The Limits of Any Decision-Making Concept That Disregards Situational Factors
Drucker’s friend, renowned USC professor of leadership Warren Bennis, was once president of the University of Cincinnati. He implemented participatory management decision making with little situational analysis under the assumption that participatory management would always turn out well. Drucker commented than afterwards there was a great deal of excitement, but ultimate failure to a degree that Bennis left academic management to return to writing and teaching and accepted a professor’s job at University of Southern California where he became both successful and famous, owning up to the mistake he made earlier and agreeing that depending on the situation, a more authoritarian style of leadership decision making might be called for and been more successful.
Another Limitation to Decisions Being Made Totally Without Thinking

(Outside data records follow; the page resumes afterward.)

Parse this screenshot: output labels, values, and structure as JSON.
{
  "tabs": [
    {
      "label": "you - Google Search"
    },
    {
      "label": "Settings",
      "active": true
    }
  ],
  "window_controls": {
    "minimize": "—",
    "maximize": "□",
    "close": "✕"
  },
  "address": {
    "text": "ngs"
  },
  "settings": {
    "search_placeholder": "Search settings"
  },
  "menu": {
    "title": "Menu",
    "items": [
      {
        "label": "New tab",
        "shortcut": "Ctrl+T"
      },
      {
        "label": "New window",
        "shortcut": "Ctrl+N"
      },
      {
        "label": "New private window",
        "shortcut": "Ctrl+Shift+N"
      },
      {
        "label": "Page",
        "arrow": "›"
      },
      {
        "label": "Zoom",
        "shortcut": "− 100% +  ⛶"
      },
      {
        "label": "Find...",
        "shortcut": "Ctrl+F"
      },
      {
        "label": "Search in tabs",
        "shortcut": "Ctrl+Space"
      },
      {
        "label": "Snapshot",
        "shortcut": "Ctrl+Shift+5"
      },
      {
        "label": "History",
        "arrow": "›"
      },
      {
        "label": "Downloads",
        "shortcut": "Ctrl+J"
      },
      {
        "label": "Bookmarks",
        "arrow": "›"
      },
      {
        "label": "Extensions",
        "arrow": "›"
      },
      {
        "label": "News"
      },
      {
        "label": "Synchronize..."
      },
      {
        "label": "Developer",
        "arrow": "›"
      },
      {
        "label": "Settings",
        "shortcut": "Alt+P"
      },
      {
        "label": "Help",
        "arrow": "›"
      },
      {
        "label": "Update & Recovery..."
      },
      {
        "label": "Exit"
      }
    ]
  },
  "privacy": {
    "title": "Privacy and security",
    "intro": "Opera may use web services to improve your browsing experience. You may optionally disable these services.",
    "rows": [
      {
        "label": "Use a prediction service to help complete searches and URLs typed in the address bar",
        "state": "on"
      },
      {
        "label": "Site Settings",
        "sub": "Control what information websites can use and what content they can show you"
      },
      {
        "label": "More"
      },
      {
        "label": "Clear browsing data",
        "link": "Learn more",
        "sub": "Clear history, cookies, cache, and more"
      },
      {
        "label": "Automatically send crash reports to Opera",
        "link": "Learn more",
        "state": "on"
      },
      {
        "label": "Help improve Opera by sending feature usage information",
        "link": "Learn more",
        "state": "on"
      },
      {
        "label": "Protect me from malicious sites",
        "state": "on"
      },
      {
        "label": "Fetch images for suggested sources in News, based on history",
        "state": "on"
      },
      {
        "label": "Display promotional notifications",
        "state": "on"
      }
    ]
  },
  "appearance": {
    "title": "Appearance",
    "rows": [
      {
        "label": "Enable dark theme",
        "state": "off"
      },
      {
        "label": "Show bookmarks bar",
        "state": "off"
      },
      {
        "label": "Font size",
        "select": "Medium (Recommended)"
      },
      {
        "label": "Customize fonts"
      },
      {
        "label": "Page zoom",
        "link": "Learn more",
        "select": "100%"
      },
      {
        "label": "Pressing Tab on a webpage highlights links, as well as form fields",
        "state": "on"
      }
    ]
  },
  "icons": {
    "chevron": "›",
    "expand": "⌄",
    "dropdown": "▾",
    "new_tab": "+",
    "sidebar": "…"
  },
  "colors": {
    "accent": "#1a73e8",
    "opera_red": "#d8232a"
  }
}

Systems can be sophisticated. For example, many computer programs have been developed which input dozens of important variables, much like idea of the Management Control Panel in which the software includes the results from analysis of thousands or more of competitive situations such that an accuracy of 99 percent predictability is guaranteed. In another words, you input the data from your situation using this data into this program and the computer assigns you a strategy based on the conditions of past success. The output guarantee’s a 99% success rate if the computer-generated strategy is followed. What’s wrong with that? As an input to your judgment, nothing. However, if you follow the software’s instructions blindly and happen to be in that 1% failure from that total success rate, your resulting failure rate on that decision is 100%
Drucker’s Gut Management
Drucker felt that managers sometimes depended too much on quantitative models leading automatically to the correct solution of any managerial problem when they should have used their own gut feelings.” Not that the results from these complex automated systems should be ignored, but that the manager should interpret these results in the same way that I had once interpreted the reading from what turned out to be faulty oil pressure gauge.
What is the Real “Drucker Difference” That Drucker Taught?
The real “Drucker Difference” which causes his ideas to go on and be adapted years after his death and will no doubt cause them to continue out into the future is quite simple. Drucker eschewed the idea of being a guru or concocting any one infallible management system. Rather, Drucker taught us to think.
*Adapted from Peter Drucker on Consulting: How to Apply Drucker’s Principles for Business Success published by LID in 2016.